Perhaps that’s because they don’t just execute their criminals… no, wait…
The stunningly effective visual history lesson is followed by the political background and lowdown on ‘The Rise of the “Tough on Crime” Movement’ from 1973, examining the divisive policies and calculated duplicity of Nixon and the Republicans in the wake of the triumphant Civil Rights Movement and tracking the switch from programs of rehabilitation to specious but vote-winning punitive prison policies.
The situation culminated with ‘The Triumph of “Tough on Crime”’ which casts a spotlight on the disparities in dealing with increasing drug abuse during the rise of the Black Power movement and focuses on the draconian, tragically trend-setting policies of New York Governor Nelson Rockefeller, who instigated the harshest drug laws in the USA when ‘The Rock Gets Rolling’…
With prison populations rising rapidly and disparately, things took a turn for the worst from 1980 as seen in ‘Crime as Politics: The Reagan-Bush Years’ after which a particularly heinous travesty of justice is spotlighted in ‘Kemba Smith: a Case of Extreme Sentencing’.

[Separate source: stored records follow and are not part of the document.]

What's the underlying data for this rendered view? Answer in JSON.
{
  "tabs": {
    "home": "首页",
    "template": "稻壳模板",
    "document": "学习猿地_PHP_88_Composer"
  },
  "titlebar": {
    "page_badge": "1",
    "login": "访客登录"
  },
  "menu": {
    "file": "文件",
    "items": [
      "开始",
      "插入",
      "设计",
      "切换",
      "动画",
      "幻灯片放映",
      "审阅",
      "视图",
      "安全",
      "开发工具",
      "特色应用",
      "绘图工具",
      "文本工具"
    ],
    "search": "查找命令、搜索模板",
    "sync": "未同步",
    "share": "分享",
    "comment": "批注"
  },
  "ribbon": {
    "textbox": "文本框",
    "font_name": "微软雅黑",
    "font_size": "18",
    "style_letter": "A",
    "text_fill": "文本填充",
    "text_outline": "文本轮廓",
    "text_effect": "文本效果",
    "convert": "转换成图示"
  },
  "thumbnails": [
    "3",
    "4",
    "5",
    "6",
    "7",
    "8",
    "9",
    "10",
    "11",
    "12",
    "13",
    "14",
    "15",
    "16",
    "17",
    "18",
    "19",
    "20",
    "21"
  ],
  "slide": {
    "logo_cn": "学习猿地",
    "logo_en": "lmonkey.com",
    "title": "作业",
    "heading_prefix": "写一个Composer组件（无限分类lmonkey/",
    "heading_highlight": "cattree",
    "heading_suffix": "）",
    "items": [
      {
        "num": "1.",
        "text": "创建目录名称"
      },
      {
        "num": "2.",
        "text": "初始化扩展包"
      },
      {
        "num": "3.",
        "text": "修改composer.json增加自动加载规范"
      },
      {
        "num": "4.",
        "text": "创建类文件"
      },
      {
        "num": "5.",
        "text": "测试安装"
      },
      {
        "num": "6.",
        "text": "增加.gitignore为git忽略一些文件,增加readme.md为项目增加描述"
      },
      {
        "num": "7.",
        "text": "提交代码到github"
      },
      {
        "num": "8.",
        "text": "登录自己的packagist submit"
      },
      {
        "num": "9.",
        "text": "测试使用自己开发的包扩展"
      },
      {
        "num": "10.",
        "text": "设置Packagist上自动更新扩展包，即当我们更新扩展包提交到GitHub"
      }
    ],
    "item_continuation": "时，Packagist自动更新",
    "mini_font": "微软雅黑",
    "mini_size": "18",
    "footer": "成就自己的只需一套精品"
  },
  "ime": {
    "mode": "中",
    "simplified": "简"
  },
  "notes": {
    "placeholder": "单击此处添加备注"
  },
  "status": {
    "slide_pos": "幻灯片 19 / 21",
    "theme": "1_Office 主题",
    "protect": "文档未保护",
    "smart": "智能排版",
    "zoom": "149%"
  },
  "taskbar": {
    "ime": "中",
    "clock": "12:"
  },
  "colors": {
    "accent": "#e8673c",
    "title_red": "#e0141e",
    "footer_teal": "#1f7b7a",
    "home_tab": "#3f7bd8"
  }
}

The problem was not simply the self-serving prejudice of one party as poignantly, frustratingly illustrated in ‘Crime as Politics: The Clinton Years’, but hit new depths of hypocrisy in 2000 as ‘Crime as Politics: The George W. Bush Years’ stomach-churningly shows…
Over the last half-century the whole situation seems to have been predicated upon a few fallacious if not deliberately disingenuous dictums clearly exposed in ‘The Prison-Crime Connection’ which inexorably led to a monumental institutionalised injustice system generating ‘Color-Coded Justice’ and concentration on a profiling or criminality as seen in ‘The War on Drugs and African-Americans’.
The biggest shock however comes in ‘A New Direction’ as the authors reveal that – despite all the rhetoric and entrenched biases – the situation is actually improving as more and more States abandon the old, costly, failing punishment policies to try something new and humane.
After decades where States stopped building schools to pay for bigger and bigger prisons – with no appreciable effect other than depriving kids of an education – various localities are trying different approaches and finding that where costly incarceration and harsh punishments don’t work social programs, rehabilitation projects and investment in people do…
Coda: Also included in this book are details of outreach projects asking readers to contribute books to prisoners or become pen-friends with inmates, illustrated by Carnell Hunnicutt, a long-term inmate whose comics about his penal experiences and prison issues first inspired Mauer to release Race to Incarcerate as a graphic novel.
Packed throughout with shocking, well-documented, specific cases and backed up by an eye-watering torrent of shameful statistics, this is a work with the power to change society, so, with British politicians increasingly keen on emulating the idiotic mistakes and politically-advantageous, socially destructive criminal justice policies of our American cousins, Race to Incarcerate is a book every school library and home should have.
Moreover if you care about people and justice it’s one you must read…
© 2013 by The New Press, based on Race to Incarcerate by Marc Mauer © 1999, 2006 by The Sentencing Project. ‘Kemba Smith: a Case of Extreme Sentencing’ © 2013 by Sabrina Jones. Foreword © 2013 by Michelle Alexander. Preface © 2013 by The Sentencing Project. All rights reserved.